Give only the number of lines in the following entries where "JSON" appears.

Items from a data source
● ● ● ●

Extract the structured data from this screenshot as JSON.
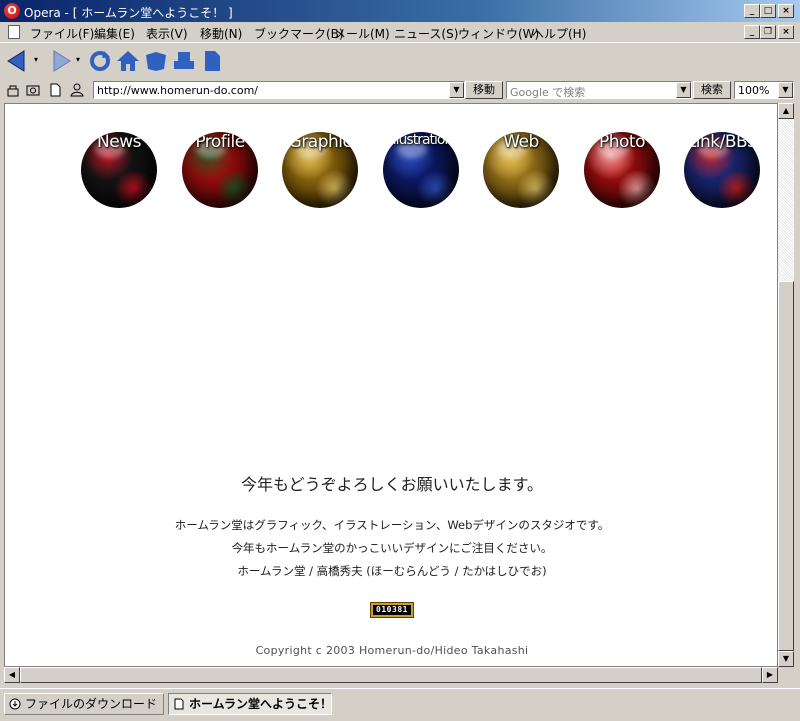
{
  "window": {
    "title": "Opera - [ ホームラン堂へようこそ！ ]",
    "logo_letter": "O",
    "buttons": {
      "minimize": "_",
      "maximize": "□",
      "close": "×"
    }
  },
  "menubar": {
    "items": [
      "ファイル(F)",
      "編集(E)",
      "表示(V)",
      "移動(N)",
      "ブックマーク(B)",
      "メール(M)",
      "ニュース(S)",
      "ウィンドウ(W)",
      "ヘルプ(H)"
    ]
  },
  "toolbar": {
    "icons": [
      "back-icon",
      "forward-icon",
      "reload-icon",
      "home-icon",
      "hotlist-icon",
      "print-icon",
      "document-icon"
    ]
  },
  "addressbar": {
    "url": "http://www.homerun-do.com/",
    "go_label": "移動",
    "search_placeholder": "Google で検索",
    "search_label": "検索",
    "zoom": "100%"
  },
  "page": {
    "nav": [
      {
        "label": "News",
        "color": "#1a1a1a",
        "accent": "#c01020"
      },
      {
        "label": "Profile",
        "color": "#c01010",
        "accent": "#205020"
      },
      {
        "label": "Graphic",
        "color": "#b08010",
        "accent": "#e0c060"
      },
      {
        "label": "Illustration",
        "color": "#102080",
        "accent": "#3050c0"
      },
      {
        "label": "Web",
        "color": "#c09020",
        "accent": "#e0c060"
      },
      {
        "label": "Photo",
        "color": "#c01010",
        "accent": "#f0a0a0"
      },
      {
        "label": "Link/BBS",
        "color": "#203090",
        "accent": "#c02020"
      }
    ],
    "greeting": "今年もどうぞよろしくお願いいたします。",
    "description": [
      "ホームラン堂はグラフィック、イラストレーション、Webデザインのスタジオです。",
      "今年もホームラン堂のかっこいいデザインにご注目ください。",
      "ホームラン堂 / 高橋秀夫 (ほーむらんどう / たかはしひでお)"
    ],
    "counter": "010381",
    "copyright": "Copyright c 2003 Homerun-do/Hideo Takahashi"
  },
  "tabs": [
    {
      "label": "ファイルのダウンロード",
      "active": false
    },
    {
      "label": "ホームラン堂へようこそ！",
      "active": true
    }
  ]
}
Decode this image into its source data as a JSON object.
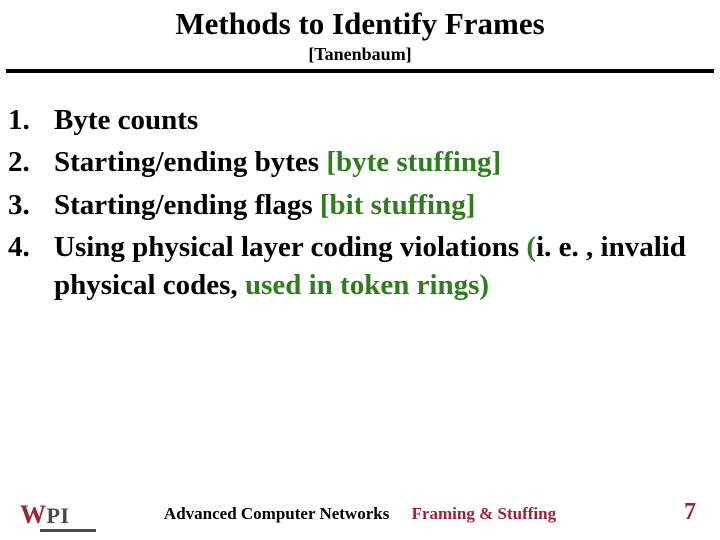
{
  "header": {
    "title": "Methods to Identify Frames",
    "subtitle": "[Tanenbaum]"
  },
  "list": {
    "n1": "1.",
    "n2": "2.",
    "n3": "3.",
    "n4": "4.",
    "item1": "Byte counts",
    "item2a": "Starting/ending bytes ",
    "item2b": "[byte stuffing]",
    "item3a": "Starting/ending flags ",
    "item3b": "[bit stuffing]",
    "item4a": "Using physical layer coding  violations ",
    "item4b_open": "(",
    "item4b_mid": "i. e. , invalid physical codes, ",
    "item4c": "used in token rings",
    "item4b_close": ")"
  },
  "footer": {
    "logo_w": "W",
    "logo_p": "P",
    "logo_i": "I",
    "course": "Advanced Computer Networks",
    "topic": "Framing & Stuffing",
    "page": "7"
  }
}
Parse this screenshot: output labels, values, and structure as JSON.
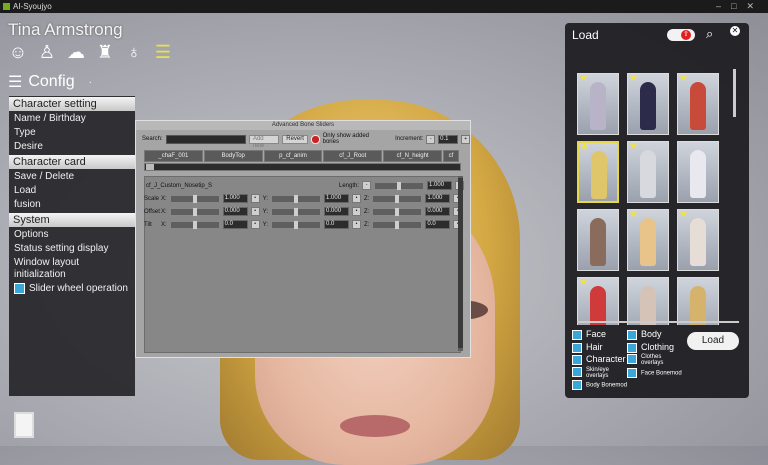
{
  "window": {
    "title": "AI-Syoujyo"
  },
  "character": {
    "name": "Tina Armstrong"
  },
  "category_icons": [
    {
      "name": "face-icon",
      "glyph": "☺"
    },
    {
      "name": "body-icon",
      "glyph": "♙"
    },
    {
      "name": "hair-icon",
      "glyph": "☁"
    },
    {
      "name": "clothes-icon",
      "glyph": "♜"
    },
    {
      "name": "accessory-icon",
      "glyph": "♁"
    },
    {
      "name": "config-list-icon",
      "glyph": "☰",
      "active": true
    }
  ],
  "config": {
    "label": "Config"
  },
  "menu": {
    "sections": [
      {
        "title": "Character setting",
        "items": [
          "Name / Birthday",
          "Type",
          "Desire"
        ]
      },
      {
        "title": "Character card",
        "items": [
          "Save / Delete",
          "Load",
          "fusion"
        ]
      },
      {
        "title": "System",
        "items": [
          "Options",
          "Status setting display",
          "Window layout initialization"
        ]
      }
    ],
    "checkbox_item": "Slider wheel operation"
  },
  "abs": {
    "title": "Advanced Bone Sliders",
    "search_label": "Search:",
    "add_new": "Add new",
    "revert": "Revert",
    "only_added": "Only show added bones",
    "increment_label": "Increment:",
    "increment_value": "0.1",
    "tabs": [
      "_chaF_001",
      "BodyTop",
      "p_cf_anim",
      "cf_J_Root",
      "cf_N_height",
      "cf"
    ],
    "bone_name": "cf_J_Custom_Nosetip_S",
    "length_label": "Length:",
    "length_value": "1.000",
    "rows": [
      {
        "label": "Scale",
        "x": "1.000",
        "y": "1.000",
        "z": "1.000"
      },
      {
        "label": "Offset",
        "x": "0.000",
        "y": "0.000",
        "z": "0.000"
      },
      {
        "label": "Tilt",
        "x": "0.0",
        "y": "0.0",
        "z": "0.0"
      }
    ],
    "axis_x": "X:",
    "axis_y": "Y:",
    "axis_z": "Z:"
  },
  "load_panel": {
    "title": "Load",
    "load_button": "Load",
    "filters": {
      "face": "Face",
      "body": "Body",
      "hair": "Hair",
      "clothing": "Clothing",
      "character": "Character",
      "clothes_overlays": "Clothes overlays",
      "skin_eye_overlays": "Skin/eye overlays",
      "face_bonemod": "Face Bonemod",
      "body_bonemod": "Body Bonemod"
    },
    "cards": [
      {
        "star": "★",
        "color": "#b9b3c7"
      },
      {
        "star": "★",
        "color": "#2c2c4a"
      },
      {
        "star": "★",
        "color": "#c84a3a"
      },
      {
        "star": "★",
        "color": "#e0c66a",
        "selected": true
      },
      {
        "star": "★",
        "color": "#d8d8df"
      },
      {
        "star": "",
        "color": "#e8e8ee"
      },
      {
        "star": "",
        "color": "#8a6c5c"
      },
      {
        "star": "★",
        "color": "#e8c48a"
      },
      {
        "star": "★",
        "color": "#e6ddd6"
      },
      {
        "star": "★",
        "color": "#cf3b3b"
      },
      {
        "star": "",
        "color": "#d4c3b6"
      },
      {
        "star": "",
        "color": "#d6b36c"
      }
    ]
  }
}
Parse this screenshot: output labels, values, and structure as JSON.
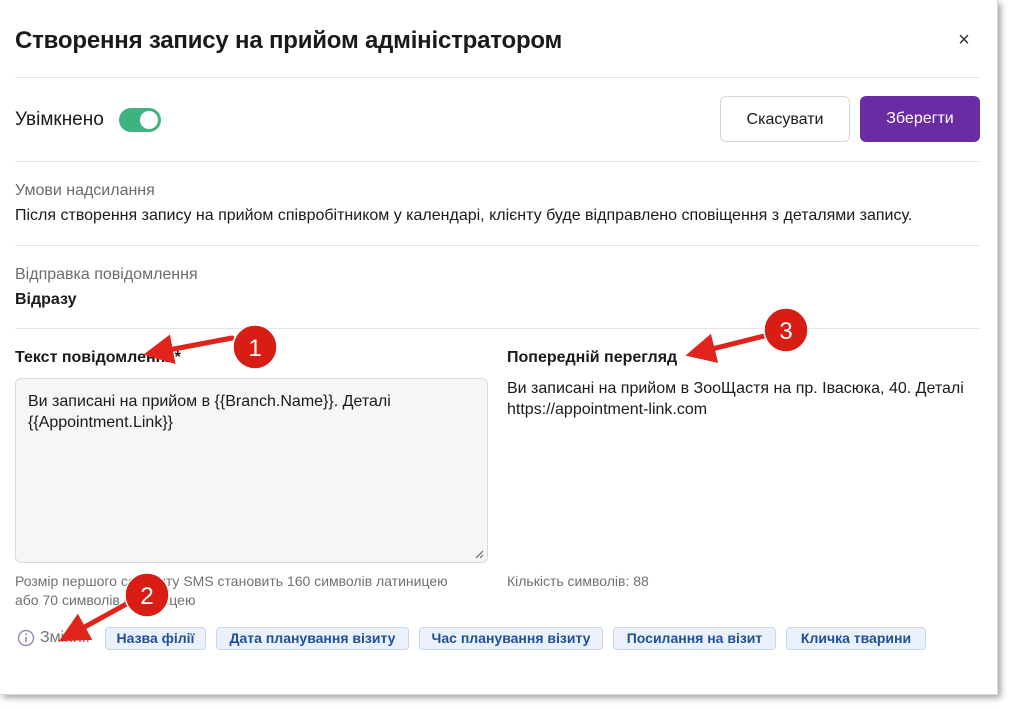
{
  "dialog": {
    "title": "Створення запису на прийом адміністратором",
    "close_symbol": "×"
  },
  "header": {
    "enabled_label": "Увімкнено",
    "toggle_on": true,
    "cancel_label": "Скасувати",
    "save_label": "Зберегти"
  },
  "conditions": {
    "label": "Умови надсилання",
    "text": "Після створення запису на прийом співробітником у календарі, клієнту буде відправлено сповіщення з деталями запису."
  },
  "sending": {
    "label": "Відправка повідомлення",
    "value": "Відразу"
  },
  "message": {
    "label": "Текст повідомлення*",
    "value": "Ви записані на прийом в {{Branch.Name}}. Деталі {{Appointment.Link}}",
    "hint_line1": "Розмір першого сегменту SMS становить 160 символів латиницею",
    "hint_line2": "або 70 символів кирилицею"
  },
  "preview": {
    "label": "Попередній перегляд",
    "text": "Ви записані на прийом в ЗооЩастя на пр. Івасюка, 40. Деталі https://appointment-link.com",
    "char_count": "Кількість символів: 88"
  },
  "variables": {
    "label": "Змінні:",
    "chips": [
      "Назва філії",
      "Дата планування візиту",
      "Час планування візиту",
      "Посилання на візит",
      "Кличка тварини"
    ]
  },
  "annotations": {
    "badges": [
      "1",
      "2",
      "3"
    ],
    "color": "#e0241b"
  },
  "colors": {
    "accent": "#6a2ba4",
    "toggle": "#3fb37f",
    "chip_bg": "#eaf1fc",
    "chip_text": "#1f4f96"
  },
  "icons": [
    "close-icon",
    "info-icon",
    "resize-handle-icon"
  ]
}
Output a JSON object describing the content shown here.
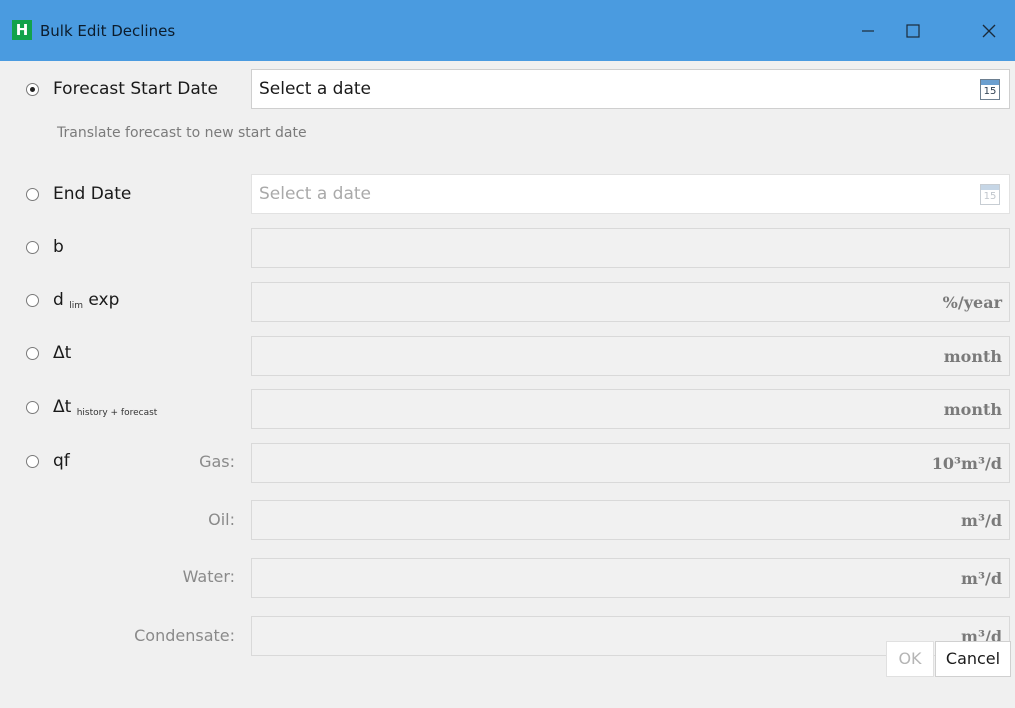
{
  "window": {
    "app_letter": "H",
    "title": "Bulk Edit Declines",
    "minimize_glyph": "—",
    "maximize_glyph": "☐",
    "close_glyph": "✕"
  },
  "options": {
    "forecast_start": {
      "label": "Forecast Start Date",
      "placeholder": "Select a date",
      "hint": "Translate forecast to new start date",
      "selected": true
    },
    "end_date": {
      "label": "End Date",
      "placeholder": "Select a date"
    },
    "b": {
      "label": "b"
    },
    "dlim": {
      "label_main": "d",
      "label_sub": "lim",
      "label_tail": "exp",
      "unit": "%/year"
    },
    "dt": {
      "label": "Δt",
      "unit": "month"
    },
    "dt_hf": {
      "label_main": "Δt",
      "label_sub": "history + forecast",
      "unit": "month"
    },
    "qf": {
      "label": "qf",
      "gas_label": "Gas:",
      "gas_unit": "10³m³/d",
      "oil_label": "Oil:",
      "oil_unit": "m³/d",
      "water_label": "Water:",
      "water_unit": "m³/d",
      "condensate_label": "Condensate:",
      "condensate_unit": "m³/d"
    }
  },
  "calendar_day": "15",
  "buttons": {
    "ok": "OK",
    "cancel": "Cancel"
  }
}
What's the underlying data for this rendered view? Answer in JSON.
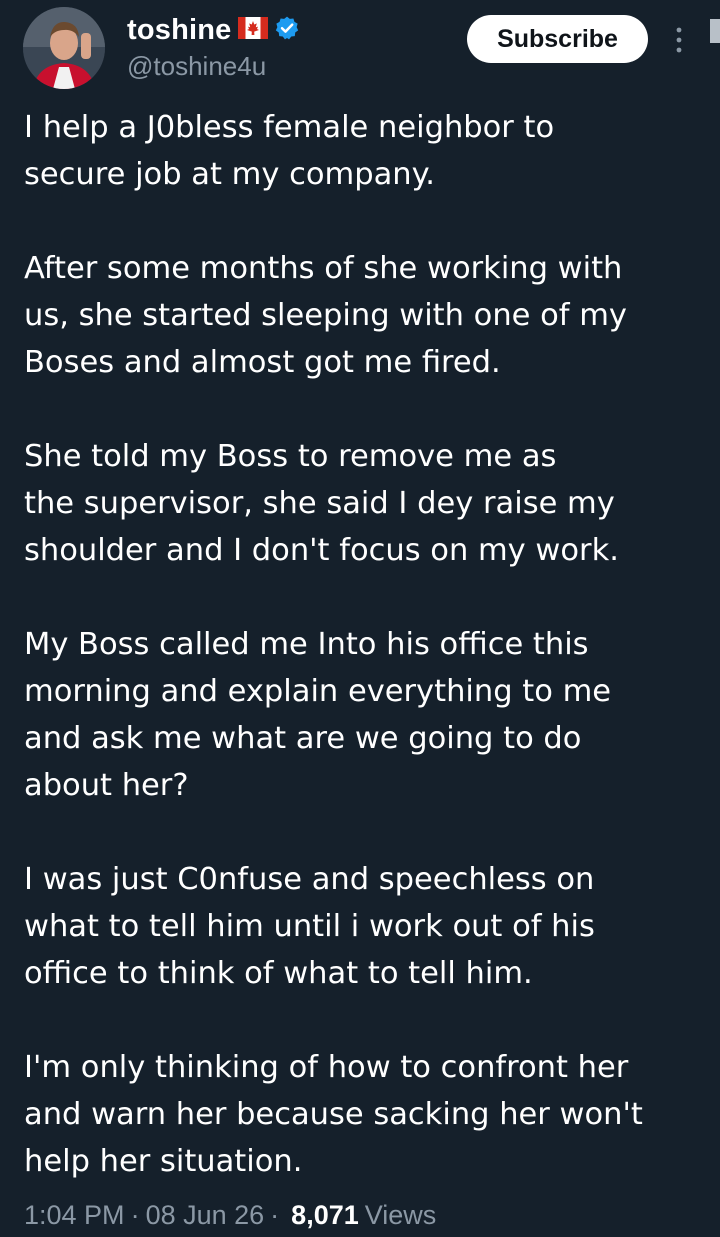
{
  "author": {
    "display_name": "toshine",
    "handle": "@toshine4u",
    "flag_icon": "canada-flag-icon",
    "verified_icon": "verified-badge-icon",
    "verified_color": "#1d9bf0"
  },
  "actions": {
    "subscribe_label": "Subscribe",
    "more_icon": "more-vertical-icon"
  },
  "tweet": {
    "paragraphs": [
      "I help a J0bless female neighbor to\nsecure job at my company.",
      "After some months of she working with\nus, she started sleeping with one of my\nBoses and almost got me fired.",
      "She told my Boss to remove me as\nthe supervisor, she said I dey raise my\nshoulder and I don't focus on my work.",
      "My Boss called me Into his office this\nmorning and explain everything to me\nand ask me what are we going to do\nabout her?",
      "I was just C0nfuse and speechless on\nwhat to tell him until i work out of his\noffice to think of what to tell him.",
      "I'm only thinking of how to confront her\nand warn her because sacking her won't\nhelp her situation."
    ]
  },
  "meta": {
    "time": "1:04 PM",
    "date": "08 Jun 26",
    "separator": "·",
    "views_count": "8,071",
    "views_label": "Views"
  },
  "colors": {
    "background": "#15202b",
    "text_primary": "#ffffff",
    "text_secondary": "#8b98a5",
    "button_bg": "#ffffff",
    "button_text": "#0f1419"
  }
}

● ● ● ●

Answer area — 6